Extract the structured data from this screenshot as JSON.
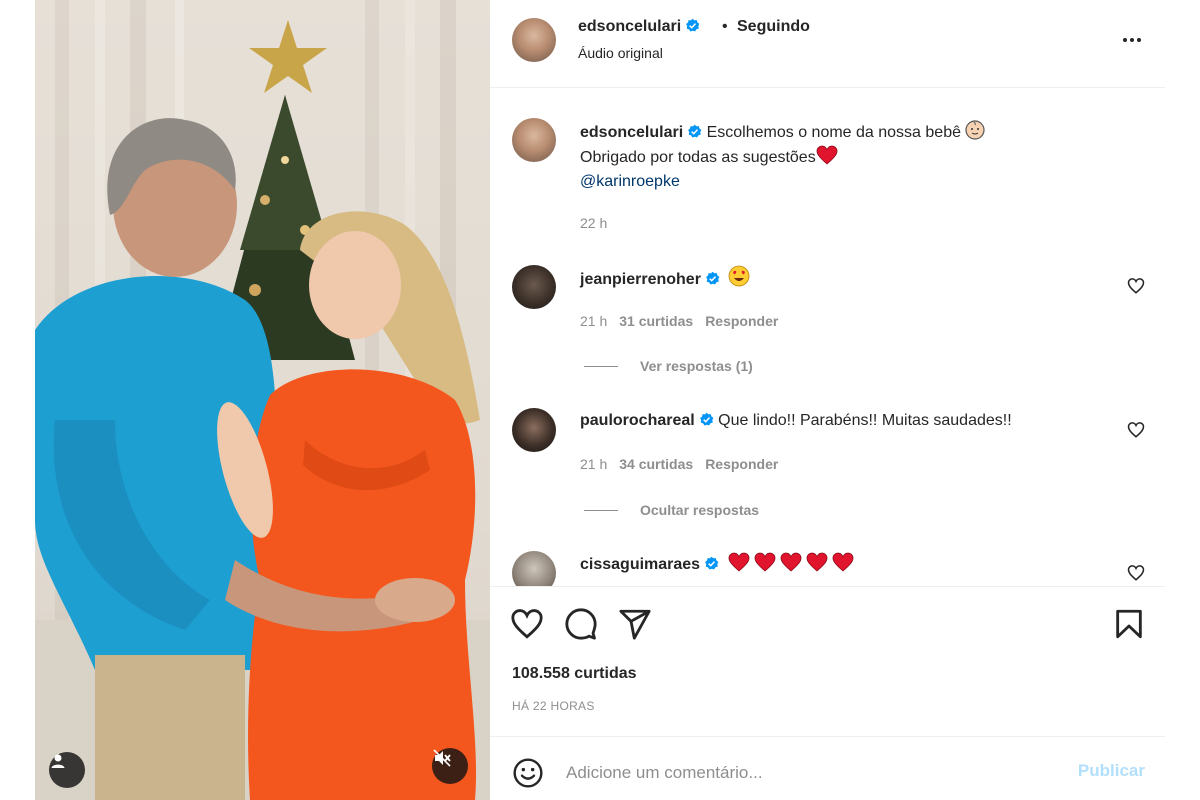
{
  "header": {
    "username": "edsoncelulari",
    "dot": "•",
    "follow_status": "Seguindo",
    "audio": "Áudio original"
  },
  "caption": {
    "username": "edsoncelulari",
    "line1": "Escolhemos o nome da nossa bebê",
    "line1_emoji": "baby-face-icon",
    "line2": "Obrigado por todas as sugestões",
    "line2_emoji": "red-heart-icon",
    "mention": "@karinroepke",
    "time": "22 h"
  },
  "comments": [
    {
      "username": "jeanpierrenoher",
      "text": "",
      "emoji": "heart-eyes-icon",
      "time": "21 h",
      "likes": "31 curtidas",
      "reply_label": "Responder",
      "replies_toggle": "Ver respostas (1)"
    },
    {
      "username": "paulorochareal",
      "text": "Que lindo!! Parabéns!! Muitas saudades!!",
      "time": "21 h",
      "likes": "34 curtidas",
      "reply_label": "Responder",
      "replies_toggle": "Ocultar respostas"
    },
    {
      "username": "cissaguimaraes",
      "text": "",
      "emoji": "red-heart-icon",
      "emoji_count": 5
    }
  ],
  "actions": {
    "likes_count": "108.558 curtidas",
    "time_ago": "HÁ 22 HORAS"
  },
  "comment_box": {
    "placeholder": "Adicione um comentário...",
    "publish_label": "Publicar"
  },
  "colors": {
    "verified": "#0095f6",
    "mention": "#00376b",
    "secondary_text": "#8e8e8e",
    "publish_disabled": "#b2dffc",
    "heart_red": "#e0142c"
  }
}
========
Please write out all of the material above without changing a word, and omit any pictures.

■ **TASK SOLUTION**
Extract the structured data from this screenshot as JSON.
{
  "header": {
    "username": "edsoncelulari",
    "dot": "•",
    "follow_status": "Seguindo",
    "audio": "Áudio original"
  },
  "caption": {
    "username": "edsoncelulari",
    "line1": "Escolhemos o nome da nossa bebê",
    "line1_emoji": "baby-face-icon",
    "line2": "Obrigado por todas as sugestões",
    "line2_emoji": "red-heart-icon",
    "mention": "@karinroepke",
    "time": "22 h"
  },
  "comments": [
    {
      "username": "jeanpierrenoher",
      "text": "",
      "emoji": "heart-eyes-icon",
      "time": "21 h",
      "likes": "31 curtidas",
      "reply_label": "Responder",
      "replies_toggle": "Ver respostas (1)"
    },
    {
      "username": "paulorochareal",
      "text": "Que lindo!! Parabéns!! Muitas saudades!!",
      "time": "21 h",
      "likes": "34 curtidas",
      "reply_label": "Responder",
      "replies_toggle": "Ocultar respostas"
    },
    {
      "username": "cissaguimaraes",
      "text": "",
      "emoji": "red-heart-icon",
      "emoji_count": 5
    }
  ],
  "actions": {
    "likes_count": "108.558 curtidas",
    "time_ago": "HÁ 22 HORAS"
  },
  "comment_box": {
    "placeholder": "Adicione um comentário...",
    "publish_label": "Publicar"
  },
  "colors": {
    "verified": "#0095f6",
    "mention": "#00376b",
    "secondary_text": "#8e8e8e",
    "publish_disabled": "#b2dffc",
    "heart_red": "#e0142c"
  }
}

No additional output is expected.